In what has become a longstanding political tradition, President Obama and Mitt Romney are expected to share a stage in New York City for a charity roast just a few weeks before Election Day. But now objections are being raised by some religious leaders. Our Bobby Cuza has the story.
UNITED STATES -- Every four years, it’s become a chance for presidential candidates to lay down their swords and poke fun at politics.
“Michael Bloomberg is here. The mayor recently announced some news, made some news by announcing he’s going to be rewriting the rules and running for a third term. Which caused Bill Clinton to say, ‘You can do that?’” Obama said.
“Some people call you the elite. I call you my base,” George W. Bush said.
This year’s Alfred E. Smith dinner was supposed to be no different. Both President Obama and Republican Mitt Romney have accepted the invitation to appear at the event October 18th. The dinner, which honors Smith, the former governor and first Catholic presidential nominee of a major party, benefits Catholic Charities and is organized in part by the New York Archdiocese. So some Catholic leaders say Obama, who is pro-choice and pro-gay marriage, shouldn’t be welcome.

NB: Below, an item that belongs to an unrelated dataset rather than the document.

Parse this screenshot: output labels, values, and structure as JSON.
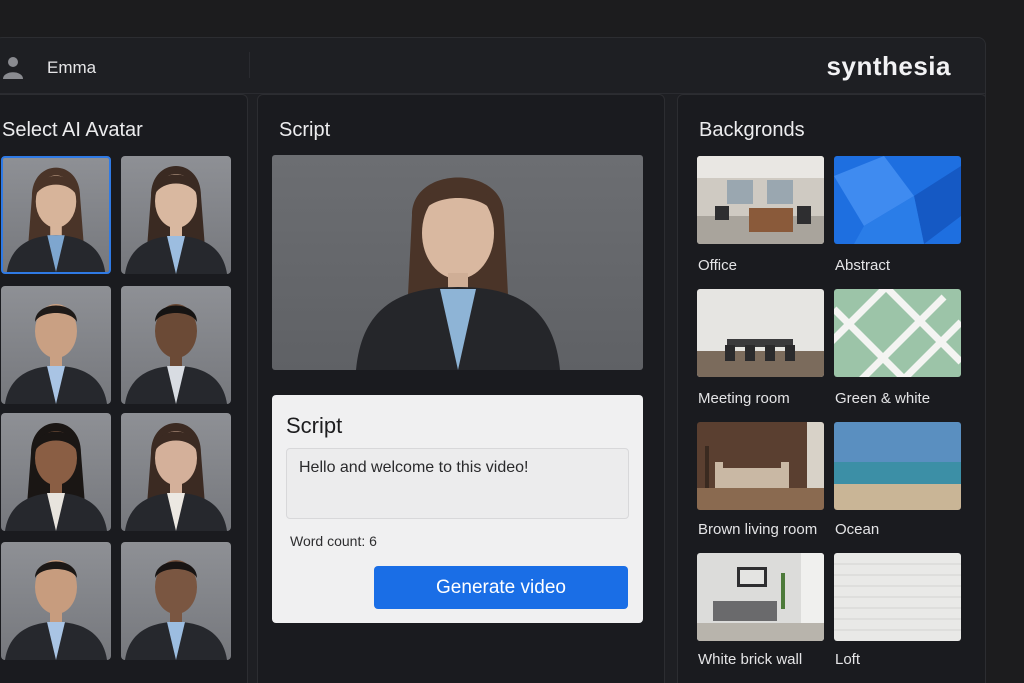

Father Frank Pavone, head of the anti-abortion group Priests for Life, said in a statement, “The polite putting aside of differences for a while amounts to a scandal.”
“I can understand why there’s going to be an outrage,” Mike Long said.
Mike Long of the state's Conservative Party says the issue is Obama’s mandate that all employer health care plans cover contraception, even some religious charities.
Long said, “Clearly, it is challenging religious liberty. And I think that’s where the line has been crossed.”
The controversy is not a new one. John Kerry’s stance on abortion, it’s believed, is the reason neither candidate was invited in 2004. Same with President Clinton in 1996. But now, it's Cardinal Timothy Dolan presiding over the event and while he's clashed publicly with Obama over the contraception mandate, the emphasis here is on civility.
“This is not an evening that is about one person’s policies versus another person’s policies. This is not an evening about political differences and partisanship. This is an evening in which we come together for a very good cause,” Joseph Zwilling said.